Work item: Reproduce each entry below in full, exactly as it was given.

Website and app data records:
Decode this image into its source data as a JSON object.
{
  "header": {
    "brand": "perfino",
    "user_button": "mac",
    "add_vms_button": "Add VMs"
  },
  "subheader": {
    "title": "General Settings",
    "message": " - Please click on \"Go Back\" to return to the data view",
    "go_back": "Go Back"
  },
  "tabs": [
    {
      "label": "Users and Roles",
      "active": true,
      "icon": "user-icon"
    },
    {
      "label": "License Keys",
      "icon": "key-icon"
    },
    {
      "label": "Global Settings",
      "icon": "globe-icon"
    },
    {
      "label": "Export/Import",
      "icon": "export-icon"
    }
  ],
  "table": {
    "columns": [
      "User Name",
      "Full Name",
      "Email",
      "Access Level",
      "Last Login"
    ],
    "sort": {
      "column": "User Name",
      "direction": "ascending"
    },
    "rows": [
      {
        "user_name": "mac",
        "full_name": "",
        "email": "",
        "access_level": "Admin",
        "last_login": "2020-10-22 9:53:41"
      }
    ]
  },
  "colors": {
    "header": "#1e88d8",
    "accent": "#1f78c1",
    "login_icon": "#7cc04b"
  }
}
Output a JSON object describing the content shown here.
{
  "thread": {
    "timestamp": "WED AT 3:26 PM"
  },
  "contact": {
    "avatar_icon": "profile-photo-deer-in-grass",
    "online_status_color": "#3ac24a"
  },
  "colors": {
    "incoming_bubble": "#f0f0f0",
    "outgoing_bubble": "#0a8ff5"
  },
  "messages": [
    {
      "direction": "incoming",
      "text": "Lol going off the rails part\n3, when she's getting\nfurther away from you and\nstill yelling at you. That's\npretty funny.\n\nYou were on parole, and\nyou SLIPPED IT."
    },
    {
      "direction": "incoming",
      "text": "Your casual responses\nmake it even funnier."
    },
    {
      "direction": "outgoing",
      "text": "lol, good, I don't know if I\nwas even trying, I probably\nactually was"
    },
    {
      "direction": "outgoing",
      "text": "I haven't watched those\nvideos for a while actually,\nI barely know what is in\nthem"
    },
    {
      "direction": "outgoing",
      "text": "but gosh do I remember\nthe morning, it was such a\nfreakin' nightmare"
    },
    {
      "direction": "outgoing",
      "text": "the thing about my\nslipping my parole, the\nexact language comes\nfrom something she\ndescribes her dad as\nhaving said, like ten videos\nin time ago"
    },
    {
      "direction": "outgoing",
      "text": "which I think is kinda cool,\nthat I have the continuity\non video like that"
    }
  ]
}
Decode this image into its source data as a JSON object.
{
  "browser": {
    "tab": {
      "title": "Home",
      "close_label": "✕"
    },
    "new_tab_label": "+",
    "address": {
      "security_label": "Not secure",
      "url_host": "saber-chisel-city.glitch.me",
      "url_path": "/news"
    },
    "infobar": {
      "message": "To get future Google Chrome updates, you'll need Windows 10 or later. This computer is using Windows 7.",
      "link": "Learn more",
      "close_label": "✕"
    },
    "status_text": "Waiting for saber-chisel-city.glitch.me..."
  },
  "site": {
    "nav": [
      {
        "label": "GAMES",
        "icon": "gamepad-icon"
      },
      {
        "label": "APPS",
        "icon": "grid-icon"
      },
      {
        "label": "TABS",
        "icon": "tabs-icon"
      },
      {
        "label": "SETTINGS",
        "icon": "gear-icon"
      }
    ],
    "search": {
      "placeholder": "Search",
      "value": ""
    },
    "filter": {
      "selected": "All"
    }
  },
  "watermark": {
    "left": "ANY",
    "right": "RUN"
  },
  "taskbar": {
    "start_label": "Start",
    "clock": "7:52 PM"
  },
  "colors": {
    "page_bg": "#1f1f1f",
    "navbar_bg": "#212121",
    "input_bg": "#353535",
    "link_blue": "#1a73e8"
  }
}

Answer area:
Decode this image into its source data as a JSON object.
{
  "header": {
    "brand": "perfino",
    "user_button": "mac",
    "add_vms_button": "Add VMs"
  },
  "subheader": {
    "title": "General Settings",
    "message": " - Please click on \"Go Back\" to return to the data view",
    "go_back": "Go Back"
  },
  "tabs": [
    {
      "label": "Users and Roles",
      "active": true,
      "icon": "user-icon"
    },
    {
      "label": "License Keys",
      "icon": "key-icon"
    },
    {
      "label": "Global Settings",
      "icon": "globe-icon"
    },
    {
      "label": "Export/Import",
      "icon": "export-icon"
    }
  ],
  "table": {
    "columns": [
      "User Name",
      "Full Name",
      "Email",
      "Access Level",
      "Last Login"
    ],
    "sort": {
      "column": "User Name",
      "direction": "ascending"
    },
    "rows": [
      {
        "user_name": "mac",
        "full_name": "",
        "email": "",
        "access_level": "Admin",
        "last_login": "2020-10-22 9:53:41"
      }
    ]
  },
  "colors": {
    "header": "#1e88d8",
    "accent": "#1f78c1",
    "login_icon": "#7cc04b"
  }
}
Output a JSON object describing the content shown here.
{
  "thread": {
    "timestamp": "WED AT 3:26 PM"
  },
  "contact": {
    "avatar_icon": "profile-photo-deer-in-grass",
    "online_status_color": "#3ac24a"
  },
  "colors": {
    "incoming_bubble": "#f0f0f0",
    "outgoing_bubble": "#0a8ff5"
  },
  "messages": [
    {
      "direction": "incoming",
      "text": "Lol going off the rails part\n3, when she's getting\nfurther away from you and\nstill yelling at you. That's\npretty funny.\n\nYou were on parole, and\nyou SLIPPED IT."
    },
    {
      "direction": "incoming",
      "text": "Your casual responses\nmake it even funnier."
    },
    {
      "direction": "outgoing",
      "text": "lol, good, I don't know if I\nwas even trying, I probably\nactually was"
    },
    {
      "direction": "outgoing",
      "text": "I haven't watched those\nvideos for a while actually,\nI barely know what is in\nthem"
    },
    {
      "direction": "outgoing",
      "text": "but gosh do I remember\nthe morning, it was such a\nfreakin' nightmare"
    },
    {
      "direction": "outgoing",
      "text": "the thing about my\nslipping my parole, the\nexact language comes\nfrom something she\ndescribes her dad as\nhaving said, like ten videos\nin time ago"
    },
    {
      "direction": "outgoing",
      "text": "which I think is kinda cool,\nthat I have the continuity\non video like that"
    }
  ]
}
Decode this image into its source data as a JSON object.
{
  "browser": {
    "tab": {
      "title": "Home",
      "close_label": "✕"
    },
    "new_tab_label": "+",
    "address": {
      "security_label": "Not secure",
      "url_host": "saber-chisel-city.glitch.me",
      "url_path": "/news"
    },
    "infobar": {
      "message": "To get future Google Chrome updates, you'll need Windows 10 or later. This computer is using Windows 7.",
      "link": "Learn more",
      "close_label": "✕"
    },
    "status_text": "Waiting for saber-chisel-city.glitch.me..."
  },
  "site": {
    "nav": [
      {
        "label": "GAMES",
        "icon": "gamepad-icon"
      },
      {
        "label": "APPS",
        "icon": "grid-icon"
      },
      {
        "label": "TABS",
        "icon": "tabs-icon"
      },
      {
        "label": "SETTINGS",
        "icon": "gear-icon"
      }
    ],
    "search": {
      "placeholder": "Search",
      "value": ""
    },
    "filter": {
      "selected": "All"
    }
  },
  "watermark": {
    "left": "ANY",
    "right": "RUN"
  },
  "taskbar": {
    "start_label": "Start",
    "clock": "7:52 PM"
  },
  "colors": {
    "page_bg": "#1f1f1f",
    "navbar_bg": "#212121",
    "input_bg": "#353535",
    "link_blue": "#1a73e8"
  }
}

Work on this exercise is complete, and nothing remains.